##### Task material

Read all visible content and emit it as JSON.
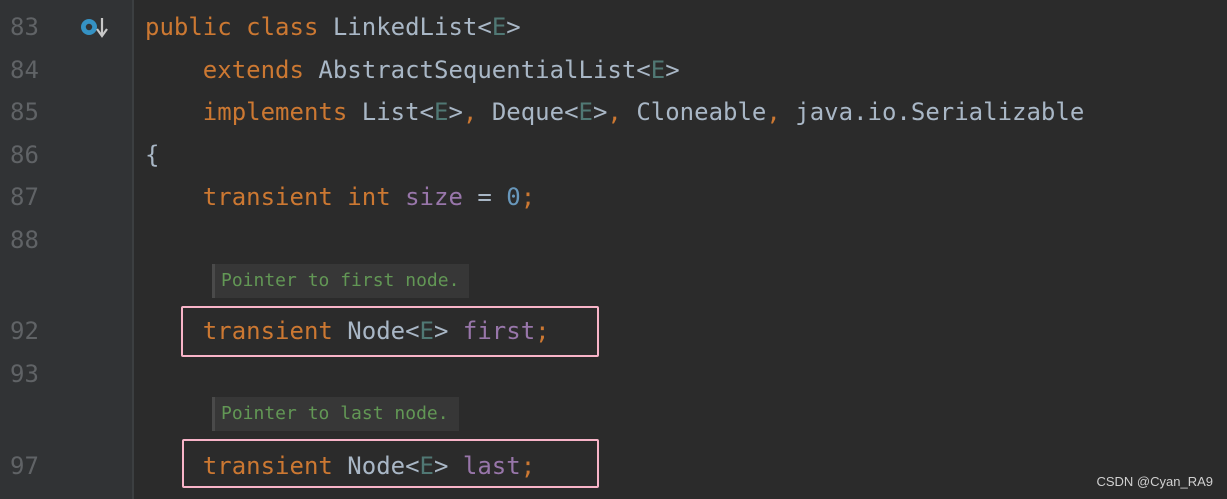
{
  "gutter": {
    "line_numbers": [
      "83",
      "84",
      "85",
      "86",
      "87",
      "88",
      "92",
      "93",
      "97"
    ],
    "icon": "implemented-method-down-arrow-icon"
  },
  "code": {
    "l83": {
      "kw1": "public",
      "kw2": "class",
      "name": "LinkedList",
      "lt": "<",
      "tp": "E",
      "gt": ">"
    },
    "l84": {
      "kw": "extends",
      "name": "AbstractSequentialList",
      "lt": "<",
      "tp": "E",
      "gt": ">"
    },
    "l85": {
      "kw": "implements",
      "t1": "List",
      "t1lt": "<",
      "t1tp": "E",
      "t1gt": ">",
      "c1": ",",
      "t2": "Deque",
      "t2lt": "<",
      "t2tp": "E",
      "t2gt": ">",
      "c2": ",",
      "t3": "Cloneable",
      "c3": ",",
      "t4": "java.io.Serializable"
    },
    "l86": {
      "brace": "{"
    },
    "l87": {
      "kw1": "transient",
      "kw2": "int",
      "field": "size",
      "eq": "=",
      "num": "0",
      "semi": ";"
    },
    "l92": {
      "kw": "transient",
      "type": "Node",
      "lt": "<",
      "tp": "E",
      "gt": ">",
      "field": "first",
      "semi": ";"
    },
    "l97": {
      "kw": "transient",
      "type": "Node",
      "lt": "<",
      "tp": "E",
      "gt": ">",
      "field": "last",
      "semi": ";"
    }
  },
  "docs": {
    "first": "Pointer to first node.",
    "last": "Pointer to last node."
  },
  "colors": {
    "background": "#2b2b2b",
    "gutter": "#313335",
    "keyword": "#cc7832",
    "type_param": "#507874",
    "field": "#9876aa",
    "number": "#6897bb",
    "doc_text": "#629755",
    "highlight_border": "#f8b4c8"
  },
  "watermark": "CSDN @Cyan_RA9"
}
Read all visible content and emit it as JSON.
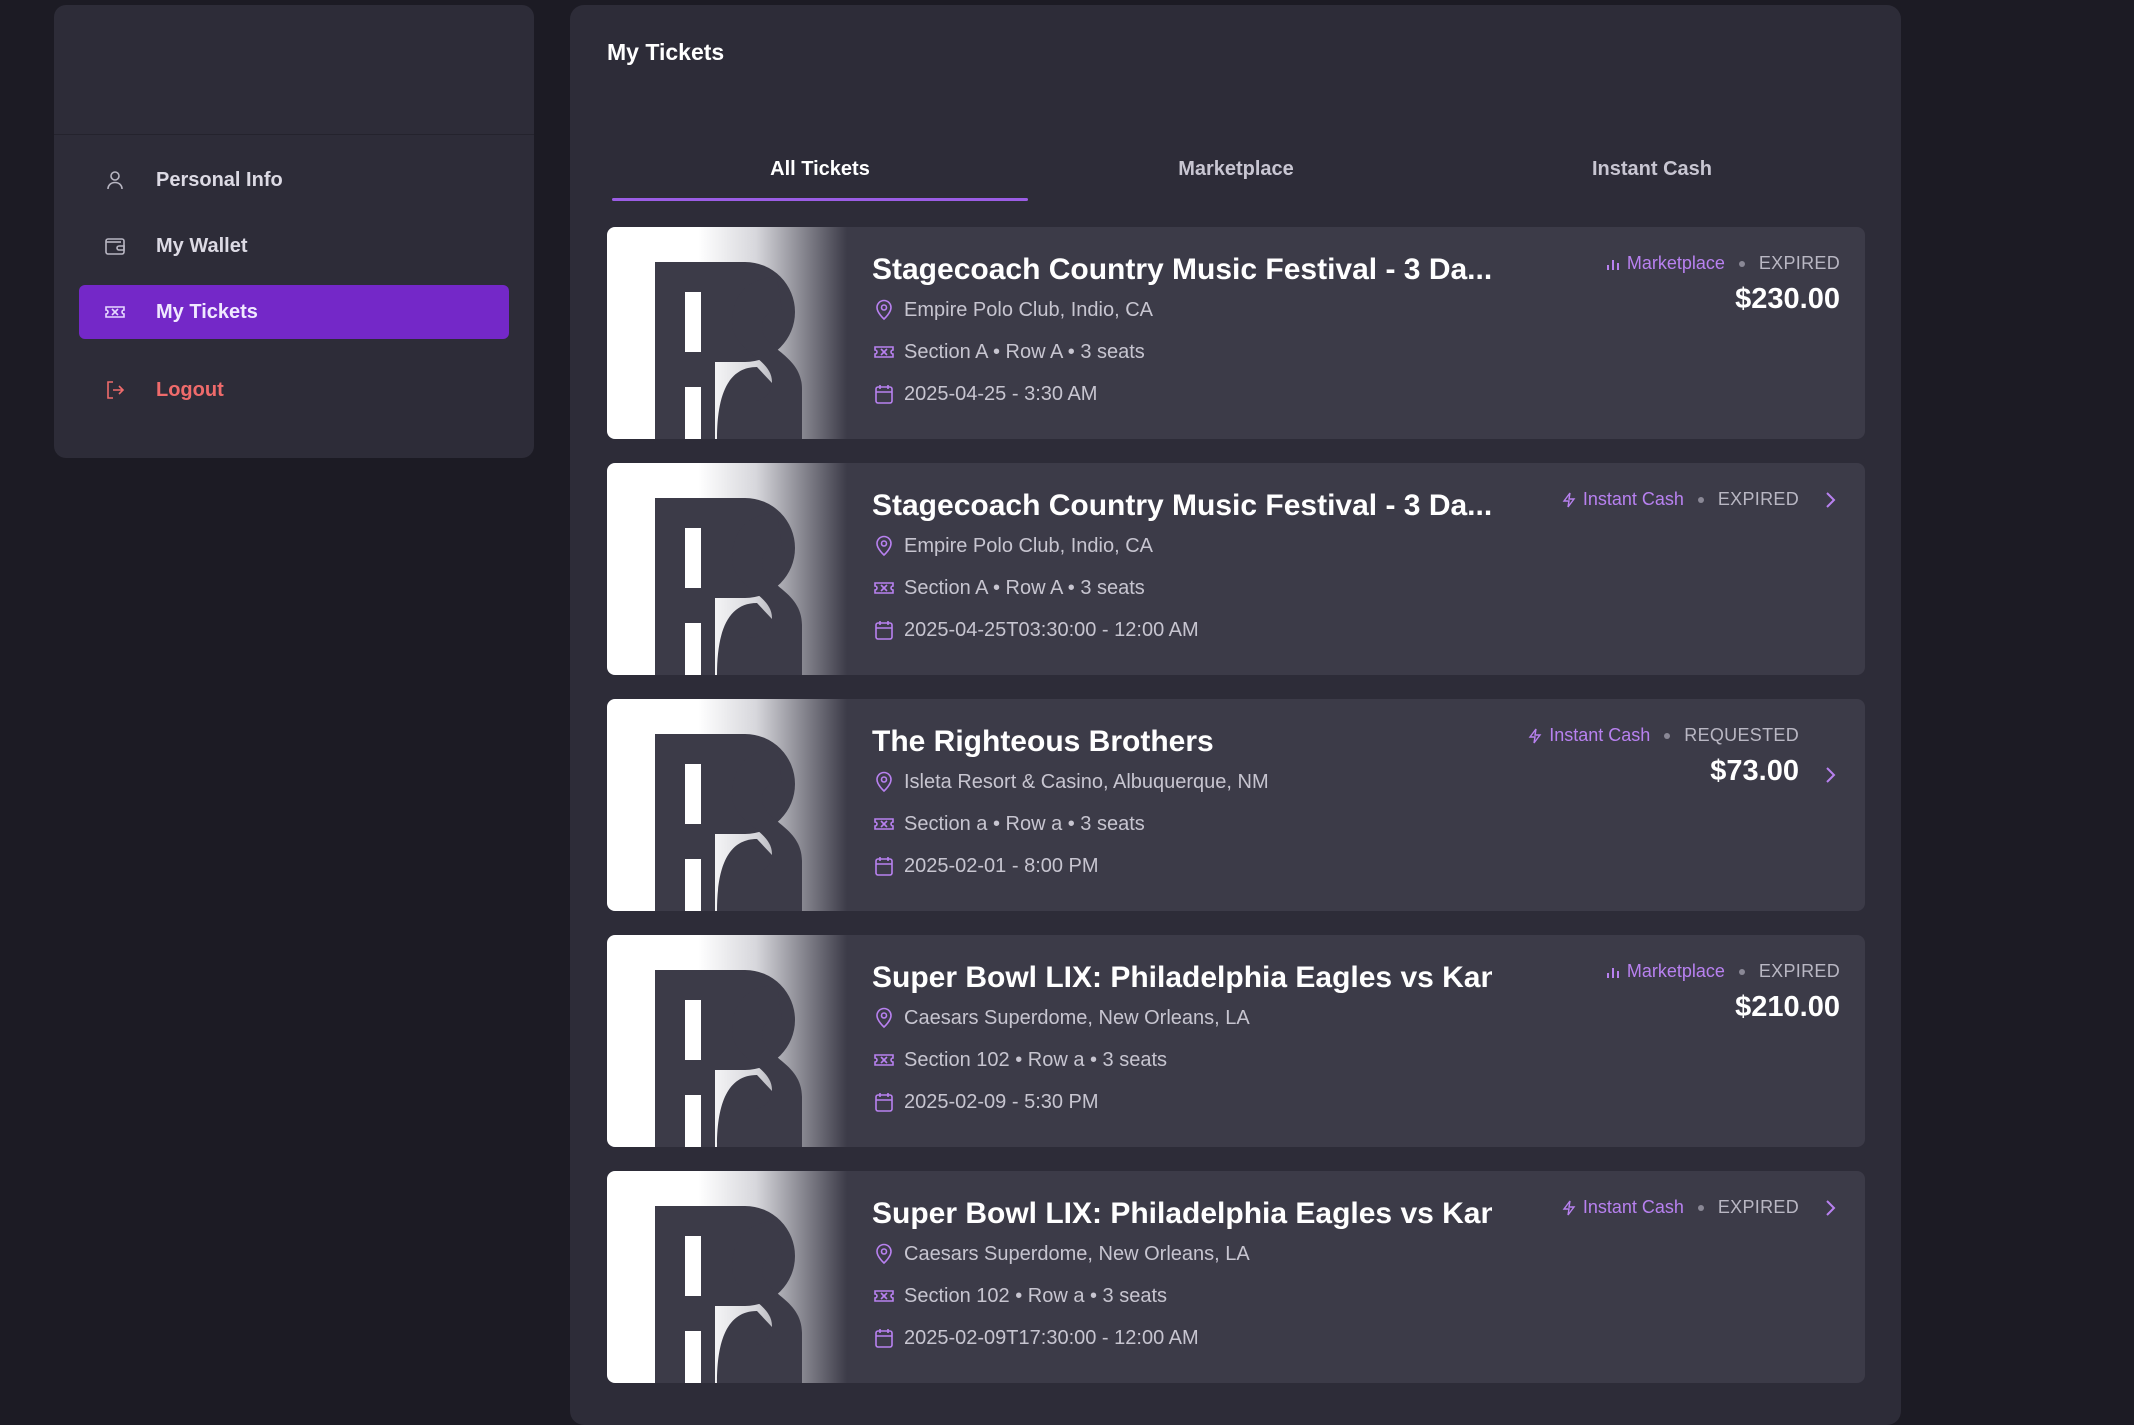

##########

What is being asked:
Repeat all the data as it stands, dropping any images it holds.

Task solution:
Read all visible content and emit it as JSON.
{
  "gutter": {
    "line_numbers": [
      "83",
      "84",
      "85",
      "86",
      "87",
      "88",
      "92",
      "93",
      "97"
    ],
    "icon": "implemented-method-down-arrow-icon"
  },
  "code": {
    "l83": {
      "kw1": "public",
      "kw2": "class",
      "name": "LinkedList",
      "lt": "<",
      "tp": "E",
      "gt": ">"
    },
    "l84": {
      "kw": "extends",
      "name": "AbstractSequentialList",
      "lt": "<",
      "tp": "E",
      "gt": ">"
    },
    "l85": {
      "kw": "implements",
      "t1": "List",
      "t1lt": "<",
      "t1tp": "E",
      "t1gt": ">",
      "c1": ",",
      "t2": "Deque",
      "t2lt": "<",
      "t2tp": "E",
      "t2gt": ">",
      "c2": ",",
      "t3": "Cloneable",
      "c3": ",",
      "t4": "java.io.Serializable"
    },
    "l86": {
      "brace": "{"
    },
    "l87": {
      "kw1": "transient",
      "kw2": "int",
      "field": "size",
      "eq": "=",
      "num": "0",
      "semi": ";"
    },
    "l92": {
      "kw": "transient",
      "type": "Node",
      "lt": "<",
      "tp": "E",
      "gt": ">",
      "field": "first",
      "semi": ";"
    },
    "l97": {
      "kw": "transient",
      "type": "Node",
      "lt": "<",
      "tp": "E",
      "gt": ">",
      "field": "last",
      "semi": ";"
    }
  },
  "docs": {
    "first": "Pointer to first node.",
    "last": "Pointer to last node."
  },
  "colors": {
    "background": "#2b2b2b",
    "gutter": "#313335",
    "keyword": "#cc7832",
    "type_param": "#507874",
    "field": "#9876aa",
    "number": "#6897bb",
    "doc_text": "#629755",
    "highlight_border": "#f8b4c8"
  },
  "watermark": "CSDN @Cyan_RA9"
}
Read all visible content and emit it as JSON.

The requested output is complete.